One of Jennifer Weiner’s Ten Best Beach Reads
An irresistible account of bread, bread baking, and one home baker s journey to master his craft
In 2009, journalist Samuel Fromartz was offered the assignment of a lifetime: to travel to France to work in a boulangerie. So began his quest to hone not just his homemade baguette which later beat out professional bakeries to win the Best Baguette of D.C. but his knowledge of bread, from seed to table.
For the next four years, Fromartz traveled across the United States and Europe, perfecting his sourdough in California, his whole grain rye in Berlin, and his country wheat in the South of France. Along the way, he met historians, millers, farmers, wheat geneticists, sourdough biochemists, and everyone in between, learning about the history of breadmaking, the science of fermentation, and more. The result is an informative yet personal account of bread and breadbaking, complete with detailed recipes, tips, and beautiful photographs.
Entertaining and inspiring, this book will be a touchstone for a new generation of bakers and a must-read for anyone who wants to take a deeper look at this deceptively ordinary, exceptionally delicious staple: handmade bread.”
Terrific .Fromartz is much more than an obsessive cook. He s also a fine reporter and writer. And “Perfect Loaf” is much more than a book about baking bread .What Fromartz is really writing about is how a deeper understanding of something leads to a deeper appreciation of it.
He is showing us the world through a slice of bread.
“Los Angeles Times”
When French queen Catherine de Medici created the Tuileries Palace and Garden outside Paris’s medieval walls, she began the unprecedented expansion and greening of one of the world’s great cities. Now Paris’s extraordinary public parks are rivaled only by secret courtyard gardens behind inscrutable nineteenth-century facades and miniature orchards of delight on hidden roof terraces.
Among the more than 40 great and small projects within In & Out of Paris are fresh garden concepts in the city’s environs such as Meudon, Vaux-le-Vicomte, Versailles, Courances, and Mery-sur-Oise, which are otherwise all bastions of classic Andre Le Notre-style French gardens.
Also discover the Paris gardens of celebrated artist Jean-Michel Othoniel and art aficionado Pierre Berge, fashion designer Kenzo Takada’s authentic Japanese retreat in the Bastille, Australian couturier Martin Grant’s very tiny terrace in the Marais, visionary Mexican painter MariCarmen Hernandez’s Montmartre rooftop, American architect Michael Herrman’s perfect homage to Le Corbusier’s Champs-Elysees garden for bon vivant Charles de Beistegui, and the mur vegetals inside botanist Patrick Blanc’s living room.
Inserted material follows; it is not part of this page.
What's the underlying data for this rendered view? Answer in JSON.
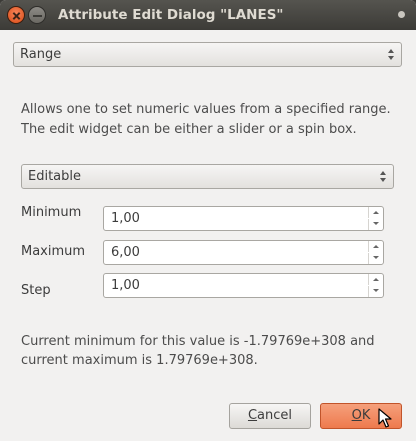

In & Out of Paris showcases top modern masters Louis Benech, Gilles Clement, Pascal Cribier, Christian Fournet, Camille Muller, Hugues Peuvergne, and Pierre-Alexandre Risser, who represent a new era of experiments, color, Zahid Sardar / Photographs by Marion Brenner and asymmetry in the Paris garden.
Zahid Sardar is a San Francisco-based editor, writer and curator specializing in architecture, interiors, gardens and design. His work has appeared in the magazines Dwell, Interiors, Interior Design, House & Garden, Elle Decor, House Beautiful, Form and Landscape Architecture, and the San Francisco Chronicle. He has lectured widely in the United States, taught design history at the California College of the Arts and has written several other design books, including West Coast Modern and New Garden Design..
Marion Brenner’s photographs have appeared in numerous
magazines, including Landscape Architecture, Gardens Illustrated, Martha Stewart Living and Garden Design, and can be found in the photography collections of UC Berkeley’s Bancroft Library, the San Francisco Museum of Modern Art and the Berkeley Art Museum. Books featuring her work include Andrea Cochran: Landscapes, Olin: Placemaking and Living Land, as well as New Garden Design. She lives and gardens in Berkeley, California.